Race In R.I.: The Invisible Natives
Their ancestors were the state's original settlers, but today's Indians say whites 'don't even see us'
By G. Wayne Miller
Journal Staff WriterPosted Oct. 24, 2015 @ 11:15 pm
First of two parts
EXETER – On this fine autumn morning, Paulla Dove Jennings welcomes a visitor into her home at the edge of woods with a handshake and a smile. She pours tea, sits at her kitchen table, and begins relating some of her life's story, which in its essential elements mirrors that of her relatives and ancestors, Rhode Island's Narragansett and Niantic peoples.

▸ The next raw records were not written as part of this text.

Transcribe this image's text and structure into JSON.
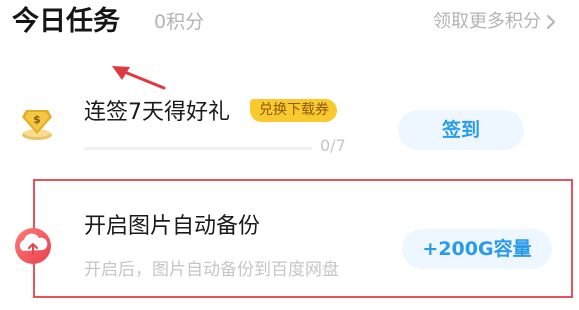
{
  "header": {
    "title": "今日任务",
    "points": "0积分",
    "more_link": "领取更多积分"
  },
  "tasks": [
    {
      "title": "连签7天得好礼",
      "badge": "兑换下载券",
      "progress_text": "0/7",
      "progress_value": 0,
      "progress_max": 7,
      "action_label": "签到",
      "icon": "gold-coin-icon"
    },
    {
      "title": "开启图片自动备份",
      "subtitle": "开启后，图片自动备份到百度网盘",
      "action_label": "+200G容量",
      "icon": "cloud-upload-icon"
    }
  ],
  "colors": {
    "accent": "#2a9bea",
    "button_bg": "#eef7ff",
    "badge_bg": "#f9c92e",
    "annotation_red": "#e8525a",
    "muted_text": "#b4b4b4"
  }
}
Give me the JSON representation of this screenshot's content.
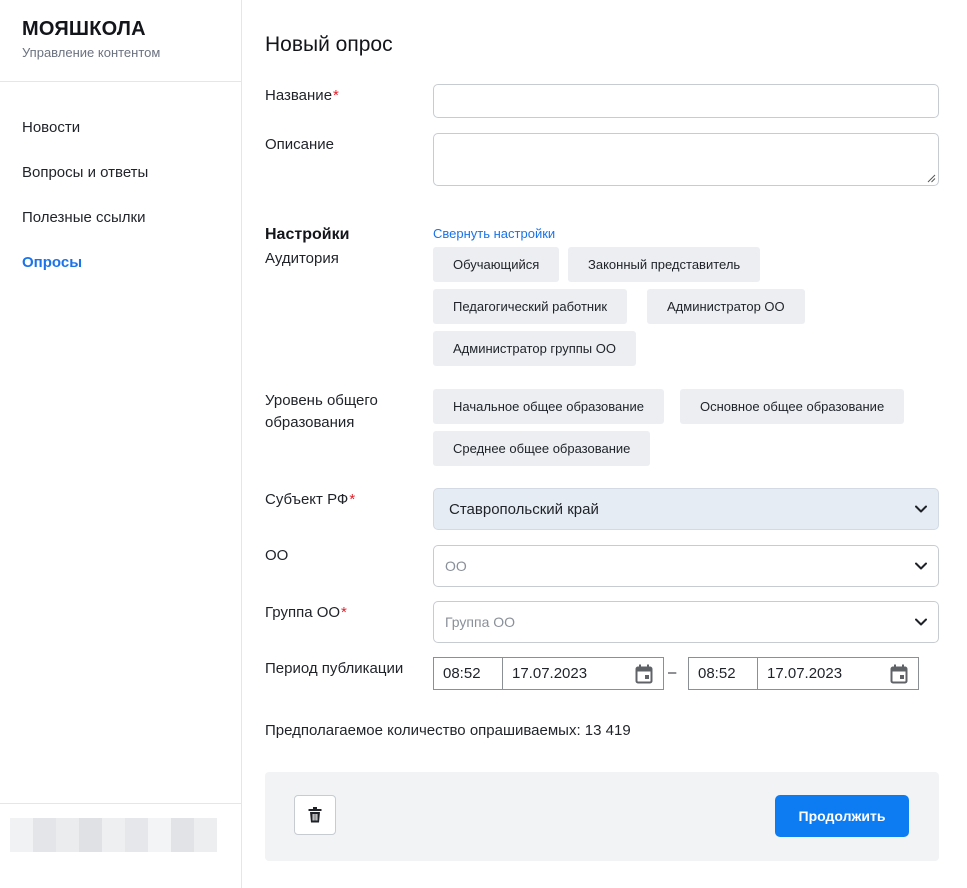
{
  "sidebar": {
    "logo": "МОЯШКОЛА",
    "subtitle": "Управление контентом",
    "items": [
      {
        "label": "Новости"
      },
      {
        "label": "Вопросы и ответы"
      },
      {
        "label": "Полезные ссылки"
      },
      {
        "label": "Опросы",
        "active": true
      }
    ]
  },
  "form": {
    "title": "Новый опрос",
    "name_label": "Название",
    "description_label": "Описание",
    "settings_title": "Настройки",
    "collapse_link": "Свернуть настройки",
    "audience_label": "Аудитория",
    "audience_options": [
      "Обучающийся",
      "Законный представитель",
      "Педагогический работник",
      "Администратор ОО",
      "Администратор группы ОО"
    ],
    "level_label": "Уровень общего образования",
    "level_options": [
      "Начальное общее образование",
      "Основное общее образование",
      "Среднее общее образование"
    ],
    "region_label": "Субъект РФ",
    "region_value": "Ставропольский край",
    "org_label": "ОО",
    "org_placeholder": "ОО",
    "group_label": "Группа ОО",
    "group_placeholder": "Группа ОО",
    "period_label": "Период публикации",
    "period_start_time": "08:52",
    "period_start_date": "17.07.2023",
    "period_end_time": "08:52",
    "period_end_date": "17.07.2023",
    "period_separator": "–",
    "required_mark": "*",
    "estimate_text": "Предполагаемое количество опрашиваемых: 13 419"
  },
  "footer": {
    "continue_label": "Продолжить"
  },
  "colors": {
    "accent": "#1a73e8",
    "primary_button": "#0d7cf2",
    "required": "#e0212b",
    "chip_bg": "#eceef1",
    "filled_select_bg": "#e6ecf3"
  },
  "icons": [
    "chevron-down-icon",
    "calendar-icon",
    "trash-icon",
    "resize-grip-icon"
  ]
}
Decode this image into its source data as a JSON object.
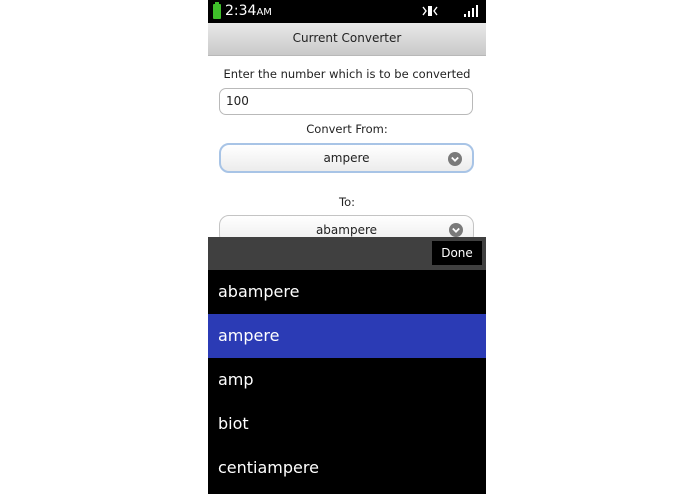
{
  "status_bar": {
    "time": "2:34",
    "ampm": "AM",
    "battery_color": "#3fbf2a"
  },
  "title": "Current Converter",
  "form": {
    "number_label": "Enter the number which is to be converted",
    "number_value": "100",
    "from_label": "Convert From:",
    "from_value": "ampere",
    "to_label": "To:",
    "to_value": "abampere"
  },
  "picker": {
    "done_label": "Done",
    "selected_index": 1,
    "selected_color": "#2b3bb5",
    "options": [
      "abampere",
      "ampere",
      "amp",
      "biot",
      "centiampere"
    ]
  }
}
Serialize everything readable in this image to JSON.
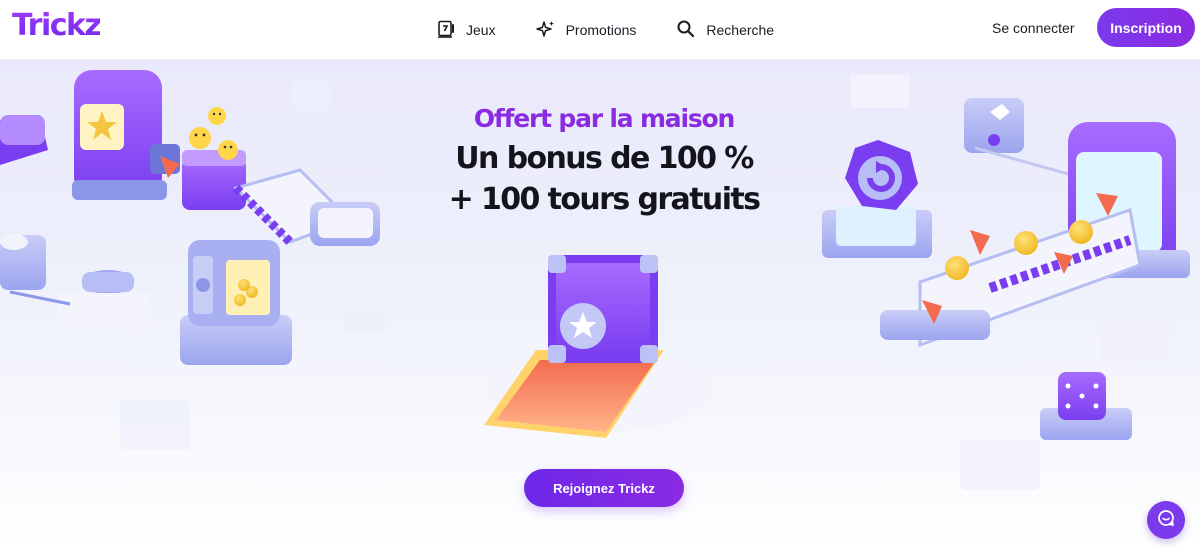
{
  "header": {
    "logo": "Trickz",
    "nav": [
      {
        "label": "Jeux",
        "icon": "games-icon"
      },
      {
        "label": "Promotions",
        "icon": "sparkle-icon"
      },
      {
        "label": "Recherche",
        "icon": "search-icon"
      }
    ],
    "login_label": "Se connecter",
    "signup_label": "Inscription"
  },
  "hero": {
    "eyebrow": "Offert par la maison",
    "headline_line1": "Un bonus de 100 %",
    "headline_line2": "+ 100 tours gratuits",
    "cta_label": "Rejoignez Trickz"
  },
  "chat": {
    "icon": "chat-icon"
  },
  "colors": {
    "brand": "#7c3aed",
    "accent": "#8a2be2",
    "coin": "#f5c542",
    "gem": "#f26b4f"
  }
}
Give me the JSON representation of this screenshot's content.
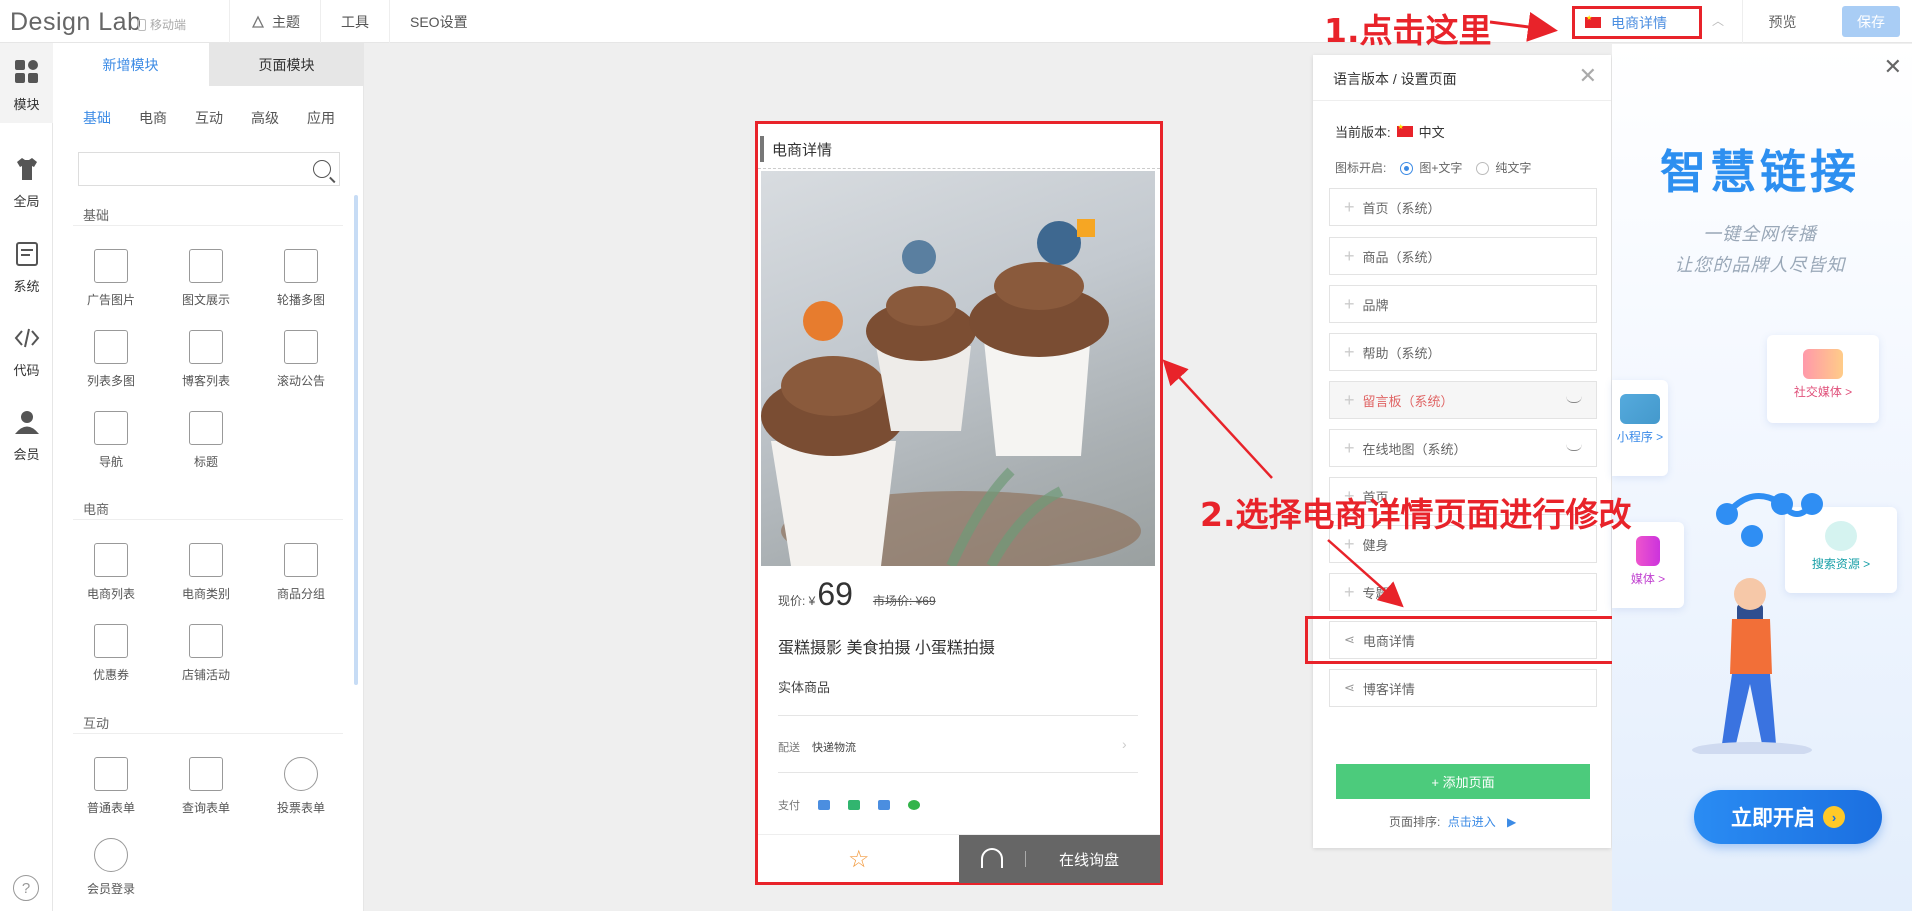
{
  "topbar": {
    "logo": "Design Lab",
    "mobile_tag": "移动端",
    "nav": [
      "主题",
      "工具",
      "SEO设置"
    ],
    "page_select": "电商详情",
    "preview": "预览",
    "save": "保存"
  },
  "rail": [
    "模块",
    "全局",
    "系统",
    "代码",
    "会员"
  ],
  "panel": {
    "tabs": [
      "新增模块",
      "页面模块"
    ],
    "subtabs": [
      "基础",
      "电商",
      "互动",
      "高级",
      "应用"
    ],
    "search_placeholder": "",
    "sections": {
      "basic": "基础",
      "ecom": "电商",
      "interact": "互动"
    },
    "basic_modules": [
      "广告图片",
      "图文展示",
      "轮播多图",
      "列表多图",
      "博客列表",
      "滚动公告",
      "导航",
      "标题"
    ],
    "ecom_modules": [
      "电商列表",
      "电商类别",
      "商品分组",
      "优惠券",
      "店铺活动"
    ],
    "interact_modules": [
      "普通表单",
      "查询表单",
      "投票表单",
      "会员登录"
    ]
  },
  "phone": {
    "title": "电商详情",
    "price_label": "现价: ¥",
    "price": "69",
    "market_label": "市场价: ¥69",
    "name": "蛋糕摄影 美食拍摄 小蛋糕拍摄",
    "type": "实体商品",
    "ship_label": "配送",
    "ship_value": "快递物流",
    "pay_label": "支付",
    "inquire": "在线询盘"
  },
  "settings": {
    "title": "语言版本 / 设置页面",
    "current_version_label": "当前版本:",
    "current_version": "中文",
    "icon_mode_label": "图标开启:",
    "icon_mode_options": [
      "图+文字",
      "纯文字"
    ],
    "pages": [
      "首页（系统）",
      "商品（系统）",
      "品牌",
      "帮助（系统）",
      "留言板（系统）",
      "在线地图（系统）",
      "首页",
      "健身",
      "专题",
      "电商详情",
      "博客详情"
    ],
    "add_page": "+ 添加页面",
    "sort_label": "页面排序:",
    "sort_link": "点击进入"
  },
  "ad": {
    "title": "智慧链接",
    "sub1": "一键全网传播",
    "sub2": "让您的品牌人尽皆知",
    "cards": [
      "社交媒体 >",
      "小程序 >",
      "媒体 >",
      "搜索资源 >"
    ],
    "cta": "立即开启"
  },
  "annotations": {
    "step1": "1.点击这里",
    "step2": "2.选择电商详情页面进行修改"
  }
}
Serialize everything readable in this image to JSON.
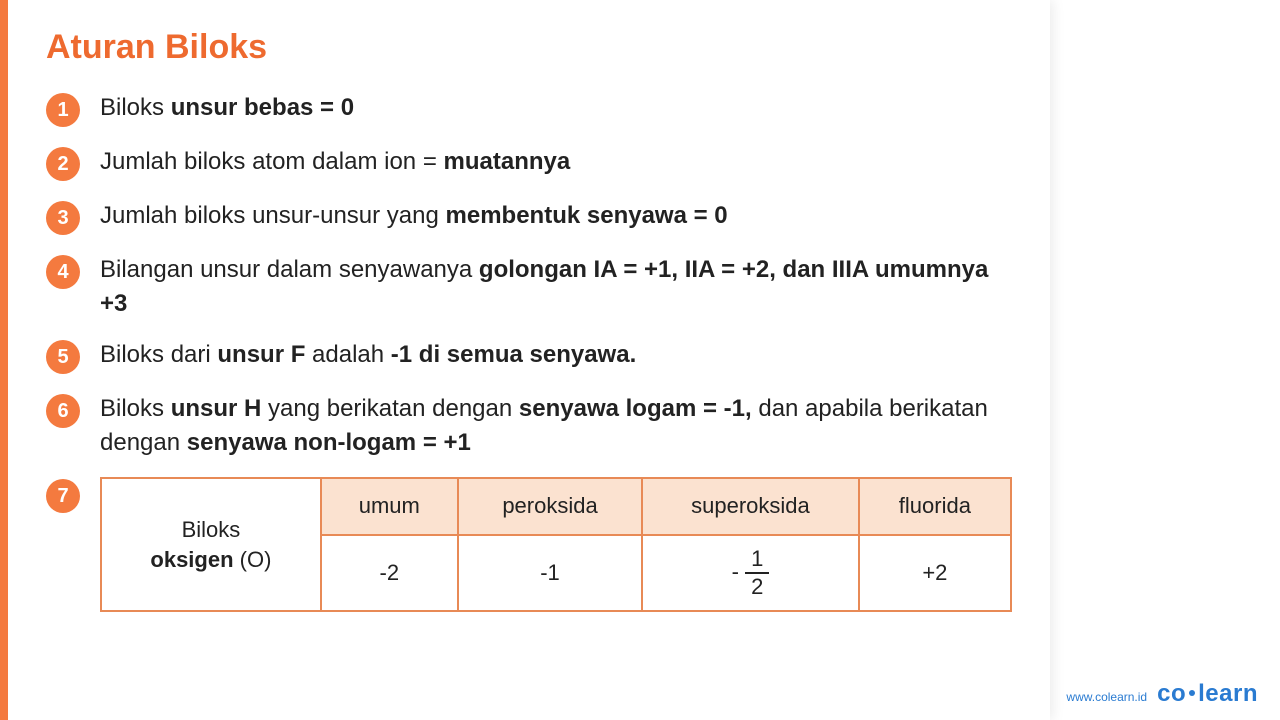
{
  "title": "Aturan Biloks",
  "rules": {
    "r1_pre": "Biloks ",
    "r1_b": "unsur bebas = 0",
    "r2_pre": "Jumlah biloks atom dalam ion = ",
    "r2_b": "muatannya",
    "r3_pre": "Jumlah biloks unsur-unsur yang ",
    "r3_b": "membentuk senyawa = 0",
    "r4_pre": "Bilangan unsur dalam senyawanya ",
    "r4_b1": "golongan IA = +1, IIA = +2, dan IIIA umumnya +3",
    "r5_pre": "Biloks dari ",
    "r5_b1": "unsur F",
    "r5_mid": " adalah ",
    "r5_b2": "-1 di semua senyawa.",
    "r6_pre": "Biloks ",
    "r6_b1": "unsur H",
    "r6_mid1": " yang berikatan dengan ",
    "r6_b2": "senyawa logam = -1,",
    "r6_mid2": " dan apabila berikatan dengan ",
    "r6_b3": "senyawa non-logam = +1"
  },
  "nums": {
    "n1": "1",
    "n2": "2",
    "n3": "3",
    "n4": "4",
    "n5": "5",
    "n6": "6",
    "n7": "7"
  },
  "table": {
    "row_label_pre": "Biloks ",
    "row_label_b": "oksigen",
    "row_label_post": " (O)",
    "headers": {
      "h1": "umum",
      "h2": "peroksida",
      "h3": "superoksida",
      "h4": "fluorida"
    },
    "values": {
      "v1": "-2",
      "v2": "-1",
      "v3_neg": "- ",
      "v3_num": "1",
      "v3_den": "2",
      "v4": "+2"
    }
  },
  "footer": {
    "url": "www.colearn.id",
    "brand_a": "co",
    "brand_b": "learn"
  }
}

A tribal elder now at 75, Jennings has been a waitress, chef, clerk, author, historian, educator, museum curator, state Indian Affairs Commissioner, Narragansett leader and more. Gifted with words and possessing a keen memory, she is a celebrated storyteller -- a woman who laughs easily, and who also feels anger and pain at how some whites have treated her people since the Great Swamp Massacre of 1675 nearly obliterated them. The Narragansett and Niantic are among the state's original inhabitants, here for 30,000 or more years.